The following explanation comes from the realm of legends:
The Wizard Who Flew on the Elephant
The inhabitants of Catania call their elephant u Liotru in the Sicilian dialect. This name is said to go back to the name of a magician who called himself Eliodoro. In the course of time, this is said to have become u Liotru.
Eliodoro lived in Catania in the 8th century AD. At that time, the city was under Byzantine rule, i.e. part of the Eastern Roman Empire. He came from a noble family and dedicated his life to the Catholic church. When he tried – in vain – to become bishop of Catania, he was so enraged by this that from then on he devoted himself to magic. At least that was the accusation of his contemporaries.
Here we leave the historical events and come to the legend.
One night, Eliodoro summoned the devil and made a pact with him. Eliodoro denied his faith in Christ and received supernatural abilities in return.

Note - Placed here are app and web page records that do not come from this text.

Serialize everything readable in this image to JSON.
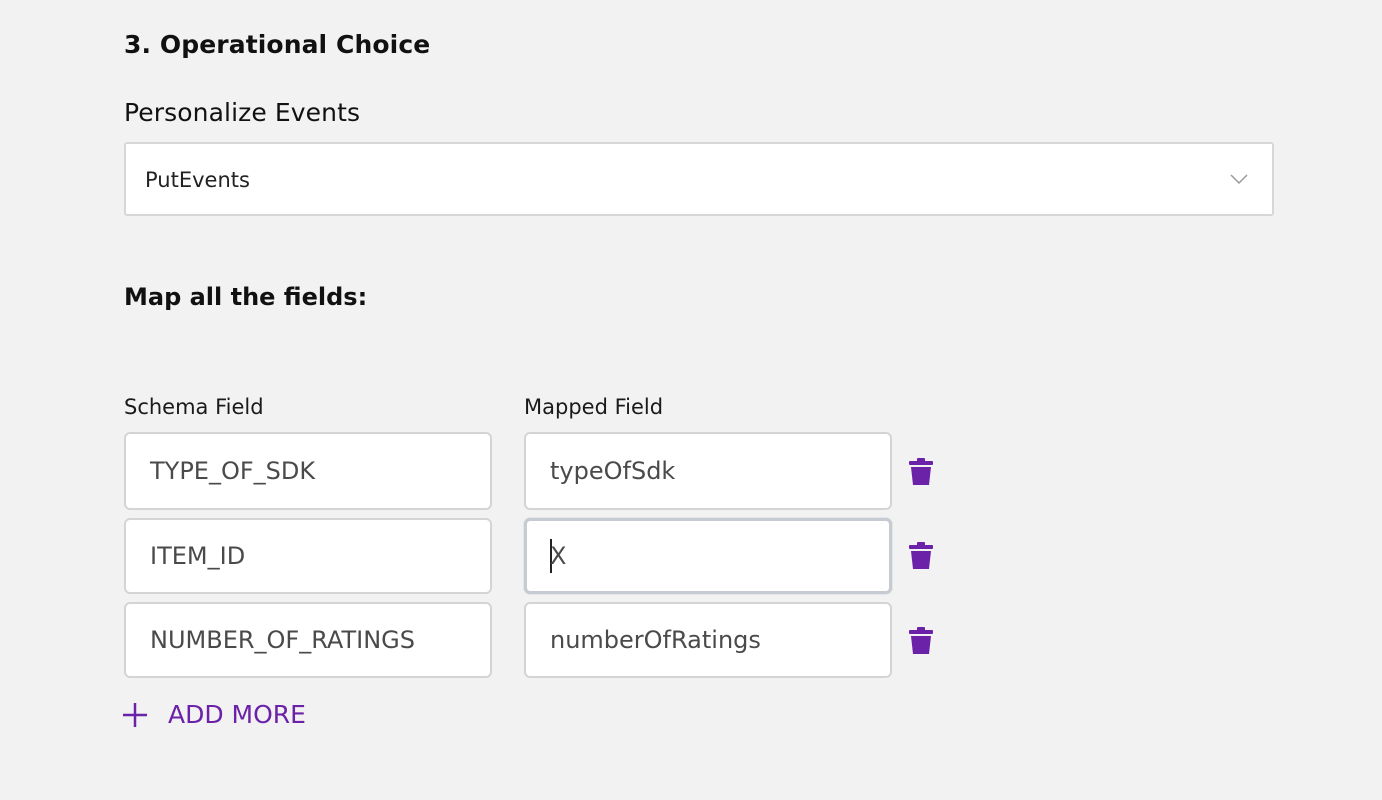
{
  "section": {
    "title": "3. Operational Choice"
  },
  "personalize_events": {
    "label": "Personalize Events",
    "selected": "PutEvents"
  },
  "mapping": {
    "title": "Map all the fields:",
    "schema_header": "Schema Field",
    "mapped_header": "Mapped Field",
    "rows": [
      {
        "schema": "TYPE_OF_SDK",
        "mapped": "typeOfSdk"
      },
      {
        "schema": "ITEM_ID",
        "mapped": "X"
      },
      {
        "schema": "NUMBER_OF_RATINGS",
        "mapped": "numberOfRatings"
      }
    ],
    "add_more_label": "ADD MORE"
  },
  "icons": {
    "dropdown": "chevron-down-icon",
    "delete": "trash-icon",
    "add": "plus-icon"
  },
  "colors": {
    "accent": "#6b21a8",
    "background": "#f2f2f2"
  }
}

With his magical powers, he created an elephant from the lava of Etna and breathed life into it. He flew around the city on it, joking with the people of Catania. He also travelled back and forth on the elephant between Byzantium (Constantinople) and Catania.

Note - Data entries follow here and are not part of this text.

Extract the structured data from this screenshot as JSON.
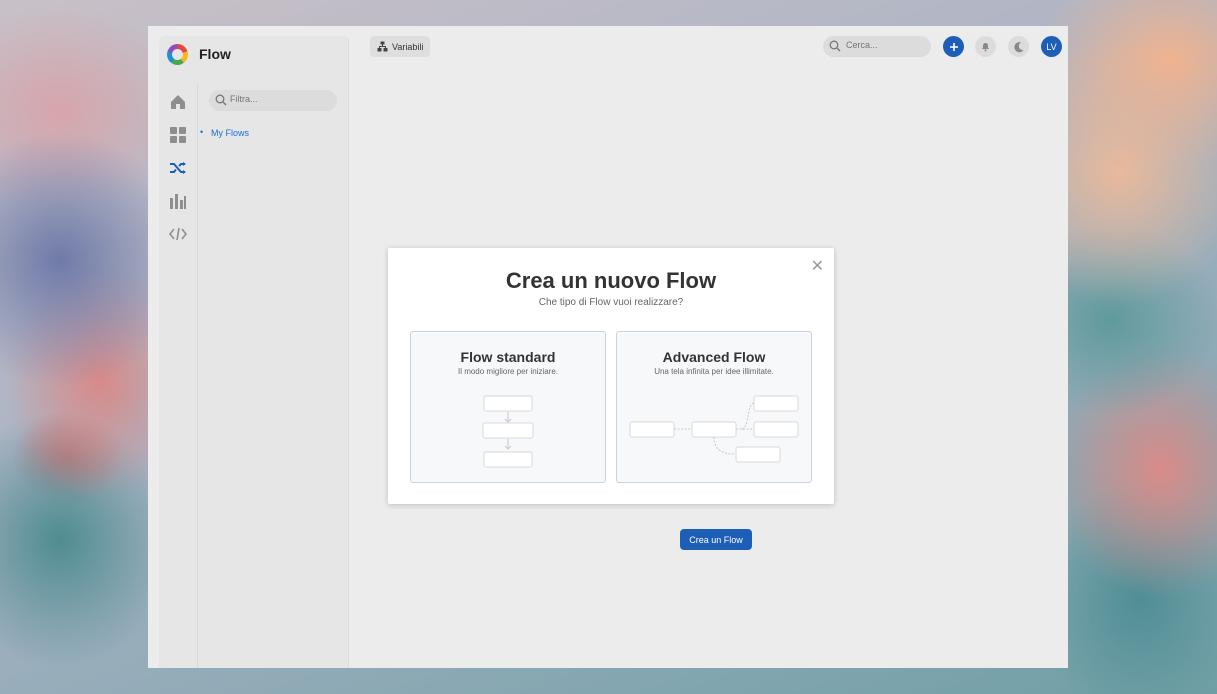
{
  "app": {
    "title": "Flow"
  },
  "sidebar": {
    "filter_placeholder": "Filtra...",
    "tree": [
      {
        "label": "My Flows"
      }
    ],
    "rail_icons": [
      "home-icon",
      "dashboard-icon",
      "flows-icon",
      "analytics-icon",
      "code-icon"
    ]
  },
  "topbar": {
    "variabili_label": "Variabili",
    "search_placeholder": "Cerca...",
    "avatar_initials": "LV"
  },
  "background": {
    "cta_label": "Crea un Flow"
  },
  "modal": {
    "title": "Crea un nuovo Flow",
    "subtitle": "Che tipo di Flow vuoi realizzare?",
    "close_symbol": "✕",
    "options": [
      {
        "title": "Flow standard",
        "subtitle": "Il modo migliore per iniziare."
      },
      {
        "title": "Advanced Flow",
        "subtitle": "Una tela infinita per idee illimitate."
      }
    ]
  },
  "colors": {
    "accent": "#1d5fb7",
    "link": "#1d6fd6"
  }
}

Once Eliodoro is said to have shopped at the market and paid for everything with gold and diamonds. But as soon as he left, the precious items turned into stones. Another time he persuaded the bishop’s nephew to bet on a horse race. He won. But at the award ceremony, the winning horse confessed that it was really the devil himself and only wanted to make fun of the nephew.

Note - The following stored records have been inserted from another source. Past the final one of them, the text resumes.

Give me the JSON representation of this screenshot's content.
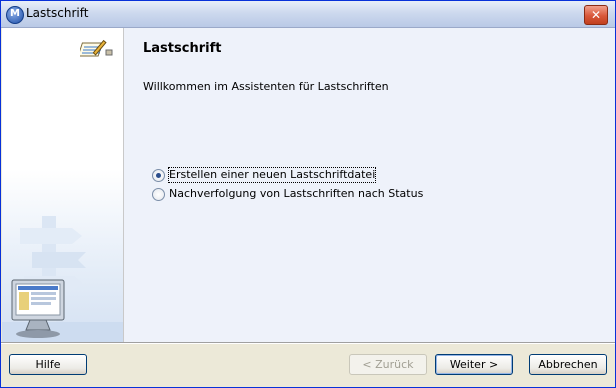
{
  "window": {
    "title": "Lastschrift"
  },
  "icons": {
    "app": "app-logo-icon",
    "close": "close-icon",
    "wizard": "notepad-pencil-icon",
    "monitor": "computer-monitor-icon"
  },
  "main": {
    "title": "Lastschrift",
    "welcome": "Willkommen im Assistenten für Lastschriften",
    "options": [
      {
        "label": "Erstellen einer neuen Lastschriftdatei",
        "checked": true
      },
      {
        "label": "Nachverfolgung von Lastschriften nach Status",
        "checked": false
      }
    ]
  },
  "buttons": {
    "help": "Hilfe",
    "back": "< Zurück",
    "next": "Weiter >",
    "cancel": "Abbrechen"
  },
  "colors": {
    "accent": "#0831d9",
    "panel": "#eef2fa",
    "face": "#ece9d8"
  }
}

For this, Eliodoro was thrown into prison. But he was able to escape because he bribed the guards with gold, which – correctly guessed – turned back to stone shortly afterwards. He was then sentenced to death by Constantine, the ruler of Byzantium. As his last wish shortly before his execution, he asked for a bowl of water. He dipped his head into it and disappeared. One could still hear the words: “Whoever wants me, let him look for me in Catania!”
And yet another time he was led before the executioner because he had set fire to the backside of a minister’s wife. But this time too he escaped because he suddenly became tiny, crawled into the executioner’s sleeve and came out of the other sleeve. “I escaped the first time; this is the second time. If you want me, look for me in Catania!” he shouted and disappeared again.
Only Bishop Leone II of Catania is said to have managed to free the city from the sorcerer’s evil pranks by reading a mass of atonement. Eliodoro was reduced to ashes.
Here, historical reality catches up with us again: Eliodoro, an adversary of Bishop Leone throughout his life, was condemned to death by the latter for his black magic practices and burned alive in 778.
But the elephant of Eliodoro remained and is still closely associated with Catania. It is not only found in the coat of arms of the city of Catania, but also in the coat of arms of the University of Catania and is the mascot of many sports teams.